She cruised out of Prometido, watching the stars twinkle on the slick pavement. Midtown was relatively quiet, especially at night. The underworld generally avoided Midtown and Downtown. There were too many prying eyes – yuppies, tourists and government officials – for crime to be worth it. But tonight, she was making an exception.


She rolled onto the curb in a street with low traffic, careful to avoid any potential cameras picking up her car, and hopped out. There was a small burger joint with no one in the parking lot about twenty yards away, a good city block from the main road. She popped her helmet back on, retrieved a handgun from the glove compartment, and headed inside.


The man running the cash register – or teen, rather – was dozing off against the wall. There were only faint murmurs coming from the back. Good, she didn’t need the commotion. She cocked her handgun for dramatic effect, aiming it upwards at the ceiling, and shouted.


“Let’s make this quick sweetheart. Empty the cash register and you get to walk away with your brain still intact, capiche?”


The cashier lazily blinked his eyes open. “Aw, come on, again? I told the boss we needed to install the glass…”


Three hundred dollars were retrieved without a fuss. Still unenviable, but she’d make do. She turned to the soda machine installed off to the side. Oh what the heck, why not? “And give me the largest container you’ve got, too.”


She stuck a massive plastic jug under the soda machine, filling it with grape soda. Even cloned super soldiers were allowed to have their vices, right? It was about halfway full when she heard a customer enter behind her.


“Hey, Javier, how’s your mom doing? She outta the hospital yet?” called a male voice. She turned around slowly and saw that it was a cop. Not good.


“Oh, hey Rand. The doctors say it isn’t cancer, thank you Jesus. But uh, can you help me out a bit?”


“Sure, after you give me a number two, extra pickles.”


“Number two, extra pickles!

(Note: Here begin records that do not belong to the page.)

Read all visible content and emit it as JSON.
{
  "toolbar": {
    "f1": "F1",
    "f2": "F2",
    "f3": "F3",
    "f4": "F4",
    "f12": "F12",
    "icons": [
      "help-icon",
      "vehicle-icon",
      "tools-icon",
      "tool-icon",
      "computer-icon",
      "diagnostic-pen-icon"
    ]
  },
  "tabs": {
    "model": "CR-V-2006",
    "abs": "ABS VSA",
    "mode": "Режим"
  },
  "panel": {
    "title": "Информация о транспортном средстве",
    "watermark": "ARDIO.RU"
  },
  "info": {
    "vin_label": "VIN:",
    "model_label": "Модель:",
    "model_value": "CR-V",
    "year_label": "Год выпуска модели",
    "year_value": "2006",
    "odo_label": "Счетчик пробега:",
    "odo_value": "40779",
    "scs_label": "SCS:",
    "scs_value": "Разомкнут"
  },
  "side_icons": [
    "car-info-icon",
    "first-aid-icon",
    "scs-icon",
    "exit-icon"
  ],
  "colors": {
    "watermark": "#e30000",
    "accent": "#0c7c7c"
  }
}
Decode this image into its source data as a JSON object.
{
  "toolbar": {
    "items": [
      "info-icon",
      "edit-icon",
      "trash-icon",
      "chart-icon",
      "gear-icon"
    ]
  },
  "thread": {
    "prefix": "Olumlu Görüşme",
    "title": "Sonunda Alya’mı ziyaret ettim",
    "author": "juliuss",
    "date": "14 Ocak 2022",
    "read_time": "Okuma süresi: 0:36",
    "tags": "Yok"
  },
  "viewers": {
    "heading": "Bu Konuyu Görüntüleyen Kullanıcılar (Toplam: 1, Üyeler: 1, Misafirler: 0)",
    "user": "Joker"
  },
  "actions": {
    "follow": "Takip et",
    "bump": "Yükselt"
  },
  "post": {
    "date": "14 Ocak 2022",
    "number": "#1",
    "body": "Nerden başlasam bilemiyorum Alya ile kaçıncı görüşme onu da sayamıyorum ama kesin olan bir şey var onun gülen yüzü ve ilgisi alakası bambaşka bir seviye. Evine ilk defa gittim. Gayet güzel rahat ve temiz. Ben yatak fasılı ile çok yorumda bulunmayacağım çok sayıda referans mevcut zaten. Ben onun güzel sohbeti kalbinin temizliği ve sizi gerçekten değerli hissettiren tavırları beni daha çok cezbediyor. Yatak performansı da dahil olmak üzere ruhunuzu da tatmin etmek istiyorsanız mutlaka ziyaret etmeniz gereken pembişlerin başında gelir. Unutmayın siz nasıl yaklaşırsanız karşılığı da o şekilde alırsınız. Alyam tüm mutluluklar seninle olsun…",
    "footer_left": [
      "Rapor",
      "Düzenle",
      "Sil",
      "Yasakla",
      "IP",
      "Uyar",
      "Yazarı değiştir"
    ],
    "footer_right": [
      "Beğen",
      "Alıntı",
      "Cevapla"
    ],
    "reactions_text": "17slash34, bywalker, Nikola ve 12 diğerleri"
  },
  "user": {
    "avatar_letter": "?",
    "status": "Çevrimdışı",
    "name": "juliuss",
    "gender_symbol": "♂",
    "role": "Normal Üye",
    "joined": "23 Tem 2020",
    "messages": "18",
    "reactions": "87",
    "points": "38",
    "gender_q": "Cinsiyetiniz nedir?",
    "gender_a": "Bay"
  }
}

You see that lady in the helmet over there?” The cashier pointed at her, and the cop spun around. “She kinda robbed the place.”


“Um.” Jessica felt along the the drainage rack, grasping the handle of her gun. She could have shot the cop. Should have, if she wanted a clean getaway. But, something inside of her screamed at her to stop, and she did.


Sometimes, she really hated herself.


“Hey, stop right there!”


She a made a beeline for the door, but only got halfway there before her muscles seized up. Was she on fire? She let out a primal scream, slumping the ground. Any attempts to move were interrupted by further spasms. The cop yanked her upright, cuffing her as she realized that being tased really was a bitch.


“Thanks, Officer Brewer! I’m sure the boss won’t mind giving you this meal for free.”


“Sure thing.” The officer removed her helmet, putting a hand to his hip. “Got anything to say for yourself, young lady?


“Ugh… Go fuck yourself.”